Data about app and page elements:
BEGIN
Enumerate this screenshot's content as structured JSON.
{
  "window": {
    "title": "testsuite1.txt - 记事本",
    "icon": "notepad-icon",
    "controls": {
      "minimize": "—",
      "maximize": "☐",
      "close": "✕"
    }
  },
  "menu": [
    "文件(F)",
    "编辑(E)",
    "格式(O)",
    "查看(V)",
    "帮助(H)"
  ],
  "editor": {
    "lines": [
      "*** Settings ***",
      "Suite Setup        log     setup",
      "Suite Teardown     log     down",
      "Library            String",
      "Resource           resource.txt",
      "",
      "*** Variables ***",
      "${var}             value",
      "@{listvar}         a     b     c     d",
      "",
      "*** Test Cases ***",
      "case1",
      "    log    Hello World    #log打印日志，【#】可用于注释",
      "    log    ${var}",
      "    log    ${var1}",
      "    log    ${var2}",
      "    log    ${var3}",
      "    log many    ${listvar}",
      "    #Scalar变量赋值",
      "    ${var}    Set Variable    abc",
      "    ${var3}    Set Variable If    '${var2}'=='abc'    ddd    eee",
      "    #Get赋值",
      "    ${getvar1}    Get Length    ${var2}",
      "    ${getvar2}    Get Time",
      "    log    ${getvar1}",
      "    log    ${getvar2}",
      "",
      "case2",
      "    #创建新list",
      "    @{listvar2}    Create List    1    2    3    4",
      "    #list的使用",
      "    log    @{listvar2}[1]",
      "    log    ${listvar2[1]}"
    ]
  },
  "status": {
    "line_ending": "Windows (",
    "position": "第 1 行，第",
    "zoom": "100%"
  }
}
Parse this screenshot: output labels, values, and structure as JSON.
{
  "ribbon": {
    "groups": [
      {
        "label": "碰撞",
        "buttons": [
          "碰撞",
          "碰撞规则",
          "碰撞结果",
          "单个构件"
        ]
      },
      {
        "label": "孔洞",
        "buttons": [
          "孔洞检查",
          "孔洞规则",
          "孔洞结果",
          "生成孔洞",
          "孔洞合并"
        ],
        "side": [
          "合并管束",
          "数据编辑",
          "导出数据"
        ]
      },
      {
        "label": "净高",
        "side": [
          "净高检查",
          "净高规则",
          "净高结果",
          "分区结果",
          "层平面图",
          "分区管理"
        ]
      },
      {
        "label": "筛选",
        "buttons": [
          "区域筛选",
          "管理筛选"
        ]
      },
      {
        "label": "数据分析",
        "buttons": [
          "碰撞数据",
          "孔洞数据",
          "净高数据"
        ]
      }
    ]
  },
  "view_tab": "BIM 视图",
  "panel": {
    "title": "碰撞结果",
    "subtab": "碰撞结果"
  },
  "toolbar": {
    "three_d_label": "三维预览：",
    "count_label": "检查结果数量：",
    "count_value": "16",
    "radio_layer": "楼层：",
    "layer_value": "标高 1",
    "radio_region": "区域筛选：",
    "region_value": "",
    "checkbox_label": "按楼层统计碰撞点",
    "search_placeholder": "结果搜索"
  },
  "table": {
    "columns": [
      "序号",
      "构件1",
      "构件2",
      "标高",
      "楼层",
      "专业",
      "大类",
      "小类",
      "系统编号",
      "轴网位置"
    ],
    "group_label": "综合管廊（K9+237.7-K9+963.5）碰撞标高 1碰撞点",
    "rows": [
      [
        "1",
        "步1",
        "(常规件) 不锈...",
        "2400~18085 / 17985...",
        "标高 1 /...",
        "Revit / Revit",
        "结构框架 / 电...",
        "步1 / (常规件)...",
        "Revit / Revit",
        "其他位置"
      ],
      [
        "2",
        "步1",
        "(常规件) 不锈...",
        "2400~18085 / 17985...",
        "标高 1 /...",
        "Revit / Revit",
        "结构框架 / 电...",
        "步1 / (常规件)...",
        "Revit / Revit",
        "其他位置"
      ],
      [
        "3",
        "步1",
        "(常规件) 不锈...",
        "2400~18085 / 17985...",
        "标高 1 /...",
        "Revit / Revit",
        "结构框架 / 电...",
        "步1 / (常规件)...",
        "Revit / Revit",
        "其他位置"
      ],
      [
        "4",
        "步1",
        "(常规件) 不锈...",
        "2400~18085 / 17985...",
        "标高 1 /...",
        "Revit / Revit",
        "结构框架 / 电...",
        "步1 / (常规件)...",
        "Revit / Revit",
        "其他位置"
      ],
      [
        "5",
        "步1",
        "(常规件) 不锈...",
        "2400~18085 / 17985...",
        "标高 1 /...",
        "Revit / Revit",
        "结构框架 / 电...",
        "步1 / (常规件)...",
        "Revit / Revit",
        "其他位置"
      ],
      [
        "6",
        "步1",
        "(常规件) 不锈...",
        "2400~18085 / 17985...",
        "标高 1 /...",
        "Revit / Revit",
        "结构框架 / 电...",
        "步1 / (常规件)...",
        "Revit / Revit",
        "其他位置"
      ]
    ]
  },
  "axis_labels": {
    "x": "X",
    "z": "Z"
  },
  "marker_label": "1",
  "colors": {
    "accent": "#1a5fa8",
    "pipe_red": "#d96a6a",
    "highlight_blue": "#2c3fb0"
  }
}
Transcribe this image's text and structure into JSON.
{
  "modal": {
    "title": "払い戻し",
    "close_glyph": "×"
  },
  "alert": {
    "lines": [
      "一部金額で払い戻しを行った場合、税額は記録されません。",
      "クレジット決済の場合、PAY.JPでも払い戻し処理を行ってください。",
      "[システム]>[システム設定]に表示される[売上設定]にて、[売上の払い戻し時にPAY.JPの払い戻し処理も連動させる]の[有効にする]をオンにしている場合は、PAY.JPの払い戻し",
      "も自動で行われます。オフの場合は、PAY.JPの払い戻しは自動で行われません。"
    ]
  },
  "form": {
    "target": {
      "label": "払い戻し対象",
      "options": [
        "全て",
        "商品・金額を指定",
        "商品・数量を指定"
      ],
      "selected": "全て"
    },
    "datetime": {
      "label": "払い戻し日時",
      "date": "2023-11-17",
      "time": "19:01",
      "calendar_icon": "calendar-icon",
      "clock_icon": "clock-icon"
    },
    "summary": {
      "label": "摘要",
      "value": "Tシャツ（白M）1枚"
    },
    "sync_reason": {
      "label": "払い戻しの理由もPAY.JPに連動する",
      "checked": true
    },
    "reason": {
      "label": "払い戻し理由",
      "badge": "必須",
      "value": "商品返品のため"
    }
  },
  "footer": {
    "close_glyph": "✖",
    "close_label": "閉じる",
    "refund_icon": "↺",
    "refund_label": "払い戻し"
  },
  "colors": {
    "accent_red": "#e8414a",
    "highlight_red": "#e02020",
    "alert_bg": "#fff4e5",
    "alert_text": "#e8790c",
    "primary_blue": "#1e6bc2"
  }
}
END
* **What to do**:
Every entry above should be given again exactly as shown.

* **Solution**:
Enumerate this screenshot's content as structured JSON.
{
  "window": {
    "title": "testsuite1.txt - 记事本",
    "icon": "notepad-icon",
    "controls": {
      "minimize": "—",
      "maximize": "☐",
      "close": "✕"
    }
  },
  "menu": [
    "文件(F)",
    "编辑(E)",
    "格式(O)",
    "查看(V)",
    "帮助(H)"
  ],
  "editor": {
    "lines": [
      "*** Settings ***",
      "Suite Setup        log     setup",
      "Suite Teardown     log     down",
      "Library            String",
      "Resource           resource.txt",
      "",
      "*** Variables ***",
      "${var}             value",
      "@{listvar}         a     b     c     d",
      "",
      "*** Test Cases ***",
      "case1",
      "    log    Hello World    #log打印日志，【#】可用于注释",
      "    log    ${var}",
      "    log    ${var1}",
      "    log    ${var2}",
      "    log    ${var3}",
      "    log many    ${listvar}",
      "    #Scalar变量赋值",
      "    ${var}    Set Variable    abc",
      "    ${var3}    Set Variable If    '${var2}'=='abc'    ddd    eee",
      "    #Get赋值",
      "    ${getvar1}    Get Length    ${var2}",
      "    ${getvar2}    Get Time",
      "    log    ${getvar1}",
      "    log    ${getvar2}",
      "",
      "case2",
      "    #创建新list",
      "    @{listvar2}    Create List    1    2    3    4",
      "    #list的使用",
      "    log    @{listvar2}[1]",
      "    log    ${listvar2[1]}"
    ]
  },
  "status": {
    "line_ending": "Windows (",
    "position": "第 1 行，第",
    "zoom": "100%"
  }
}
Parse this screenshot: output labels, values, and structure as JSON.
{
  "ribbon": {
    "groups": [
      {
        "label": "碰撞",
        "buttons": [
          "碰撞",
          "碰撞规则",
          "碰撞结果",
          "单个构件"
        ]
      },
      {
        "label": "孔洞",
        "buttons": [
          "孔洞检查",
          "孔洞规则",
          "孔洞结果",
          "生成孔洞",
          "孔洞合并"
        ],
        "side": [
          "合并管束",
          "数据编辑",
          "导出数据"
        ]
      },
      {
        "label": "净高",
        "side": [
          "净高检查",
          "净高规则",
          "净高结果",
          "分区结果",
          "层平面图",
          "分区管理"
        ]
      },
      {
        "label": "筛选",
        "buttons": [
          "区域筛选",
          "管理筛选"
        ]
      },
      {
        "label": "数据分析",
        "buttons": [
          "碰撞数据",
          "孔洞数据",
          "净高数据"
        ]
      }
    ]
  },
  "view_tab": "BIM 视图",
  "panel": {
    "title": "碰撞结果",
    "subtab": "碰撞结果"
  },
  "toolbar": {
    "three_d_label": "三维预览：",
    "count_label": "检查结果数量：",
    "count_value": "16",
    "radio_layer": "楼层：",
    "layer_value": "标高 1",
    "radio_region": "区域筛选：",
    "region_value": "",
    "checkbox_label": "按楼层统计碰撞点",
    "search_placeholder": "结果搜索"
  },
  "table": {
    "columns": [
      "序号",
      "构件1",
      "构件2",
      "标高",
      "楼层",
      "专业",
      "大类",
      "小类",
      "系统编号",
      "轴网位置"
    ],
    "group_label": "综合管廊（K9+237.7-K9+963.5）碰撞标高 1碰撞点",
    "rows": [
      [
        "1",
        "步1",
        "(常规件) 不锈...",
        "2400~18085 / 17985...",
        "标高 1 /...",
        "Revit / Revit",
        "结构框架 / 电...",
        "步1 / (常规件)...",
        "Revit / Revit",
        "其他位置"
      ],
      [
        "2",
        "步1",
        "(常规件) 不锈...",
        "2400~18085 / 17985...",
        "标高 1 /...",
        "Revit / Revit",
        "结构框架 / 电...",
        "步1 / (常规件)...",
        "Revit / Revit",
        "其他位置"
      ],
      [
        "3",
        "步1",
        "(常规件) 不锈...",
        "2400~18085 / 17985...",
        "标高 1 /...",
        "Revit / Revit",
        "结构框架 / 电...",
        "步1 / (常规件)...",
        "Revit / Revit",
        "其他位置"
      ],
      [
        "4",
        "步1",
        "(常规件) 不锈...",
        "2400~18085 / 17985...",
        "标高 1 /...",
        "Revit / Revit",
        "结构框架 / 电...",
        "步1 / (常规件)...",
        "Revit / Revit",
        "其他位置"
      ],
      [
        "5",
        "步1",
        "(常规件) 不锈...",
        "2400~18085 / 17985...",
        "标高 1 /...",
        "Revit / Revit",
        "结构框架 / 电...",
        "步1 / (常规件)...",
        "Revit / Revit",
        "其他位置"
      ],
      [
        "6",
        "步1",
        "(常规件) 不锈...",
        "2400~18085 / 17985...",
        "标高 1 /...",
        "Revit / Revit",
        "结构框架 / 电...",
        "步1 / (常规件)...",
        "Revit / Revit",
        "其他位置"
      ]
    ]
  },
  "axis_labels": {
    "x": "X",
    "z": "Z"
  },
  "marker_label": "1",
  "colors": {
    "accent": "#1a5fa8",
    "pipe_red": "#d96a6a",
    "highlight_blue": "#2c3fb0"
  }
}
Transcribe this image's text and structure into JSON.
{
  "modal": {
    "title": "払い戻し",
    "close_glyph": "×"
  },
  "alert": {
    "lines": [
      "一部金額で払い戻しを行った場合、税額は記録されません。",
      "クレジット決済の場合、PAY.JPでも払い戻し処理を行ってください。",
      "[システム]>[システム設定]に表示される[売上設定]にて、[売上の払い戻し時にPAY.JPの払い戻し処理も連動させる]の[有効にする]をオンにしている場合は、PAY.JPの払い戻し",
      "も自動で行われます。オフの場合は、PAY.JPの払い戻しは自動で行われません。"
    ]
  },
  "form": {
    "target": {
      "label": "払い戻し対象",
      "options": [
        "全て",
        "商品・金額を指定",
        "商品・数量を指定"
      ],
      "selected": "全て"
    },
    "datetime": {
      "label": "払い戻し日時",
      "date": "2023-11-17",
      "time": "19:01",
      "calendar_icon": "calendar-icon",
      "clock_icon": "clock-icon"
    },
    "summary": {
      "label": "摘要",
      "value": "Tシャツ（白M）1枚"
    },
    "sync_reason": {
      "label": "払い戻しの理由もPAY.JPに連動する",
      "checked": true
    },
    "reason": {
      "label": "払い戻し理由",
      "badge": "必須",
      "value": "商品返品のため"
    }
  },
  "footer": {
    "close_glyph": "✖",
    "close_label": "閉じる",
    "refund_icon": "↺",
    "refund_label": "払い戻し"
  },
  "colors": {
    "accent_red": "#e8414a",
    "highlight_red": "#e02020",
    "alert_bg": "#fff4e5",
    "alert_text": "#e8790c",
    "primary_blue": "#1e6bc2"
  }
}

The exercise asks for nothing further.